The attitude draws its name from the children’s sports leagues where 5- and 6-year-old boys and girls are introduced to softball and baseball by hitting the ball off a tee.
No score is kept in T-ball games, and many leagues give every player a ribbon or trophy when the season ends. Officials do this because they don’t want to discourage young participants who are just learning to play ball.
That’s fine for a children’s game. Unfortunately, a corollary of that approach is eating away at a growing number of college campuses — places like the University of Oregon.
The school suspended law professor Nancy Shurtz after she hosted a Halloween party at her home for students, a few professors and others. Shurtz told students ahead of time that her costume would be a popular book title.
But when people got to the party, they learned the book was “Black Man in a White Coat,” a black physician’s reflections on race and medicine. And Shurtz’s costume was a white lab coat like doctors wear, a stethoscope, black makeup on her face and hands, and a curly black wig.
Some of the people at the party were offended, and word of the party and photos of Shurtz’s costume touched off an uproar on campus. The school concluded last month that she was guilty of “discriminatory harassment” — even though Shurtz said she admires the book’s author and was trying to stimulate a thoughtful discussion about the lack of racial diversity, especially black men, in higher education.
College campuses were once known for their robust debates and freewheeling discussions of issues in the classrooms, in the dormitories and at campus gathering spots. But these days, school administrators, like T-ball coaches, don’t want to offend students or their parents. And too many students want their college experience to be free of uncomfortable discussions.
University of Oregon administrators took the position that wearing a costume that offends some people based on race constitutes harassment. “Bigotry and racism have no place in our society or at the UO,” the university said.
But the Foundation for Individual Rights in Education said last week, “Students and professors are in trouble if they are at risk for punishment any time their expression motivates rigorous debate on campus.”
The advocacy organization said, “Instead of appreciating the dialogue among students and professors as a sign of a well-functioning university, [University of Oregon] administrators have characterized this result as a problem to be avoided.
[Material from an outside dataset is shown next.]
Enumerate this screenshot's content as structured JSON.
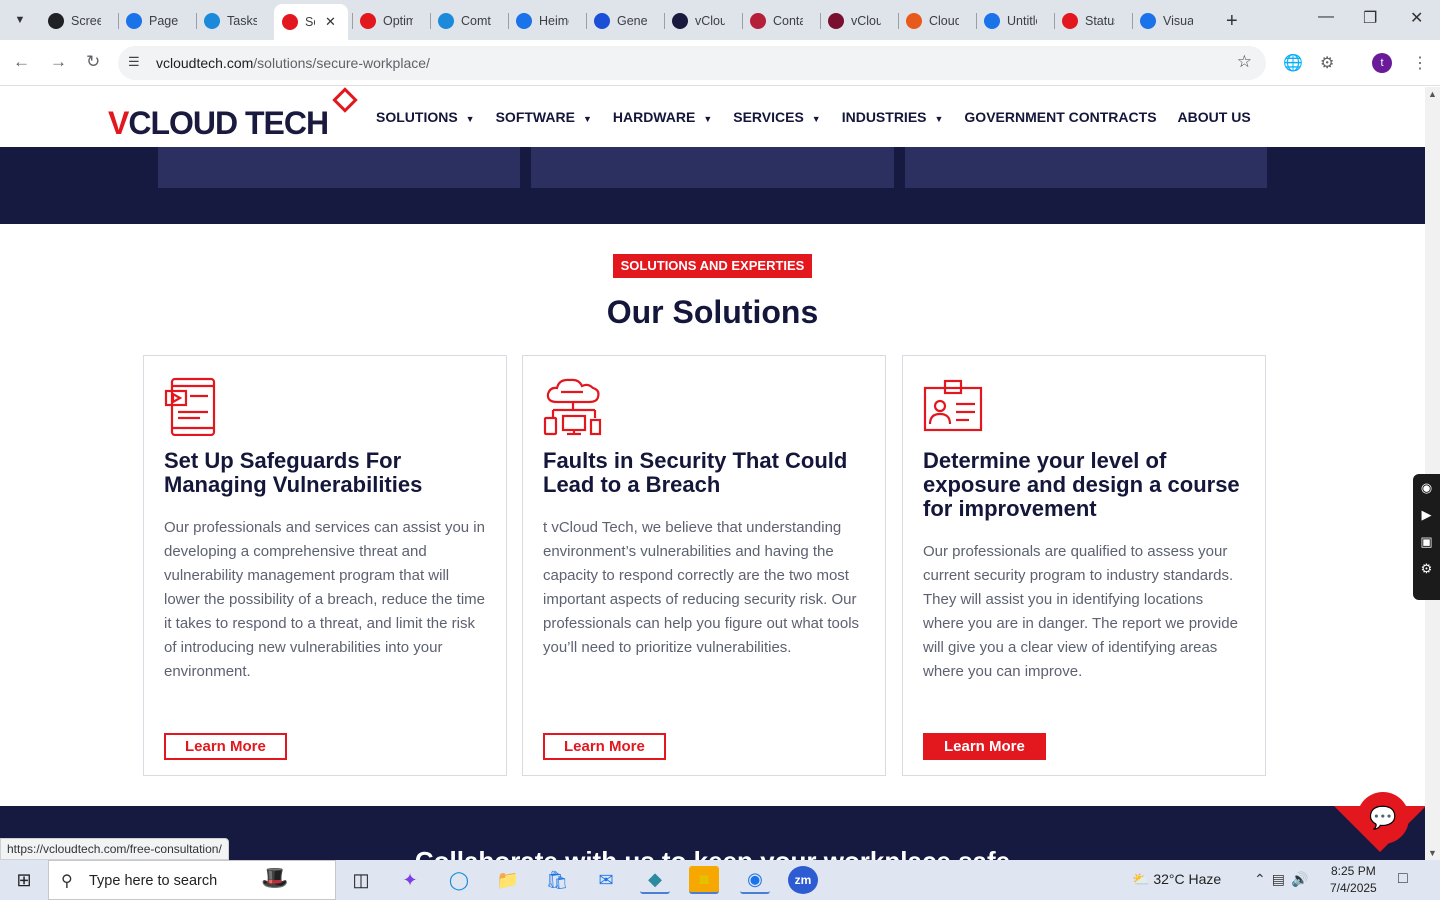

The university’s response thus far and any additional punishment it metes out provide those who disagree with any speaker a perverse incentive to react as disruptively as possible in an attempt to shut the speaker down — effectively creating a heckler’s veto.”
Eugene Volokh, a University of California, Los Angeles, law professor and First Amendment expert, said, “The University of Oregon made clear to its faculty: If you say things about race, sexual orientation, sex, religion and so on that enough people find offensive, you could get suspended and even fired.”
If universities are motivated to avoid controversy, where will that attitude lead?
Free speech and free inquiry into controversial issues and current events are cornerstones of great universities. Of course there can be no room for professors who improperly discriminate in their grading.
The Oregon case involves a professor who tried in a clumsy way to stimulate discussion about racial diversity. What about a professor whose classroom comments are perceived by some as too pro-Trump (or too anti-Trump)? Or what about the professor whose comments are seen as too supportive of Islam and immigration (or not supportive enough)?
Maybe the guest speaker’s comments are too conservative (or they might be too liberal). They might be too pro-Israel (or too anti-Israel). Or too anti-abortion (or too pro-choice).
Being offended by a professor or guest lecturer — or by another student down the hall — is something for which there is no end in sight.
We need to remember that college is intended to prepare young adults for the outside world. We are kidding ourselves if we think a college’s attitude of offend no one is going to adequately prepare people for the next chapter in their lives.
The working world is not a T-ball team.